North western Costa Rica is completely different from the easy going Caribbean coast line. Succession forests and areas cleared for cattle are all around us as the land recovers from logging in the past which took down a lot of the mature rainforest in this area. 25% of Costa Rica is protected now so many stands of mature rain forest are developing. The lodge here has been a good break and rest in preparation for the second half of the trip. A huge covered veranda with chairs and hammocks overlooks the river which is 30 feet away, the gardens are spectacular and the eating common room is screened and airy.
Not many bugs around, or animals for that matter – the heavy rain has driven them deep into the bush. Bird watching early the first morning was productive. Some of the forest trees are bearing fruit at the moment and were good places to spot some interesting species. At least they don’t throw fruit at you like the monkeys did 🙂 The rain kept us close to the lodge – napping and watching the river and birds who braved the down pour.
The day closed out with a cooking class where we made chicken and cheese empanadas – they turned out pretty well 🙂 The trick is in the dough – as pastry dough and I don’t generally agree, how it will turn out when i get back is questionable. Looking forward to trying to duplicate it at home. Enjoyed watching the food scrap disposal program at the lodge , plates are scraped out a window into the ground below the kitchen and the family chickens devour the lot .
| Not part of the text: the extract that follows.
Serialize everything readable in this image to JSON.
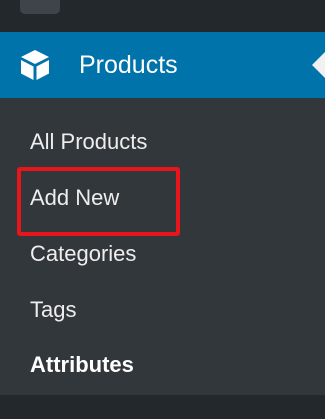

The humidity is 1000000% here- everything is wet, including any paper money, containers and all clothing – we are looking forward to getting into dryer climes and getting some laundry done. We leave this morning for La Fortuna. The trip will start with a 2 hour tractor ride out of here and then a visit to a coffee plantation for exploring and lunch.
It was nice to see the countryside in daylight on our trip out to the main roads. All was uneventful on our trip to the Planeterra coffee plantation.
We had an awesome tour of how coffee is picked and prepared to be roasted, visited the various machines that are involved in the process and ended up having an excellent tilapia lunch. The tilapia was raised in tanks right outside the restaurant and the fish was fresh 🙂
The coffee used to be hauled to the pacific side of the country for transport loaded in carts similar in appearance to the photo here. The carts were decorated according to the status of their owners and pulled by oxen.
Once loaded in boats the beans made the long trip down South America through the Drake passage and on to Europe. The city of San Jose came into being as a coffee transportation hub once the railroad was punched through to the Caribbean side the country, making transportation of the beans to their markets much easier. this was all pre-Panama canal.
have arrived at our hotel in La Fortuna – tomorrow is white water rafting – a first for me…..